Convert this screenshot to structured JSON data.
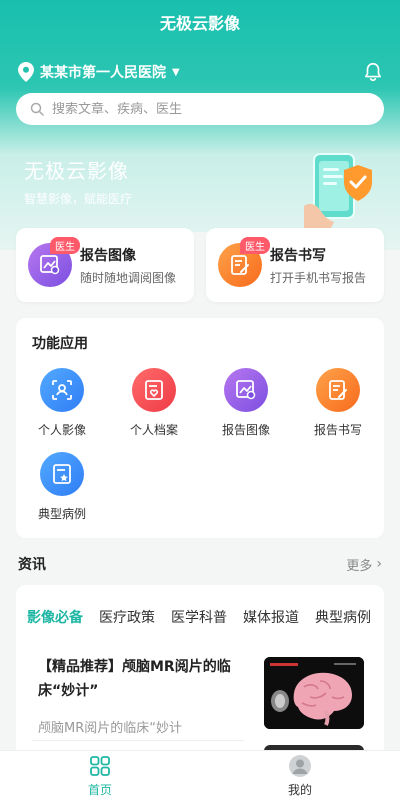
{
  "header": {
    "app_title": "无极云影像",
    "hospital": "某某市第一人民医院",
    "search_placeholder": "搜索文章、疾病、医生"
  },
  "brand": {
    "title": "无极云影像",
    "subtitle": "智慧影像，赋能医疗"
  },
  "report_cards": [
    {
      "title": "报告图像",
      "desc": "随时随地调阅图像",
      "tag": "医生",
      "icon": "image-chart-icon"
    },
    {
      "title": "报告书写",
      "desc": "打开手机书写报告",
      "tag": "医生",
      "icon": "report-edit-icon"
    }
  ],
  "apps": {
    "title": "功能应用",
    "items": [
      {
        "label": "个人影像",
        "icon": "person-scan-icon"
      },
      {
        "label": "个人档案",
        "icon": "file-heart-icon"
      },
      {
        "label": "报告图像",
        "icon": "image-chart-icon"
      },
      {
        "label": "报告书写",
        "icon": "report-edit-icon"
      },
      {
        "label": "典型病例",
        "icon": "case-star-icon"
      }
    ]
  },
  "news": {
    "title": "资讯",
    "more": "更多",
    "tabs": [
      "影像必备",
      "医疗政策",
      "医学科普",
      "媒体报道",
      "典型病例"
    ],
    "active_tab": "影像必备",
    "article": {
      "title": "【精品推荐】颅脑MR阅片的临床“妙计”",
      "summary": "颅脑MR阅片的临床“妙计"
    }
  },
  "bottom_nav": [
    {
      "label": "首页",
      "icon": "home-grid-icon",
      "active": true
    },
    {
      "label": "我的",
      "icon": "user-icon",
      "active": false
    }
  ],
  "colors": {
    "primary": "#1fb7a4",
    "tag_red": "#ff5a6a"
  }
}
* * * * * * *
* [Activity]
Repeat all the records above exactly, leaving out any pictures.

* [Response for this exercise]
Convert this screenshot to structured JSON data.
{
  "header": {
    "app_title": "无极云影像",
    "hospital": "某某市第一人民医院",
    "search_placeholder": "搜索文章、疾病、医生"
  },
  "brand": {
    "title": "无极云影像",
    "subtitle": "智慧影像，赋能医疗"
  },
  "report_cards": [
    {
      "title": "报告图像",
      "desc": "随时随地调阅图像",
      "tag": "医生",
      "icon": "image-chart-icon"
    },
    {
      "title": "报告书写",
      "desc": "打开手机书写报告",
      "tag": "医生",
      "icon": "report-edit-icon"
    }
  ],
  "apps": {
    "title": "功能应用",
    "items": [
      {
        "label": "个人影像",
        "icon": "person-scan-icon"
      },
      {
        "label": "个人档案",
        "icon": "file-heart-icon"
      },
      {
        "label": "报告图像",
        "icon": "image-chart-icon"
      },
      {
        "label": "报告书写",
        "icon": "report-edit-icon"
      },
      {
        "label": "典型病例",
        "icon": "case-star-icon"
      }
    ]
  },
  "news": {
    "title": "资讯",
    "more": "更多",
    "tabs": [
      "影像必备",
      "医疗政策",
      "医学科普",
      "媒体报道",
      "典型病例"
    ],
    "active_tab": "影像必备",
    "article": {
      "title": "【精品推荐】颅脑MR阅片的临床“妙计”",
      "summary": "颅脑MR阅片的临床“妙计"
    }
  },
  "bottom_nav": [
    {
      "label": "首页",
      "icon": "home-grid-icon",
      "active": true
    },
    {
      "label": "我的",
      "icon": "user-icon",
      "active": false
    }
  ],
  "colors": {
    "primary": "#1fb7a4",
    "tag_red": "#ff5a6a"
  }
}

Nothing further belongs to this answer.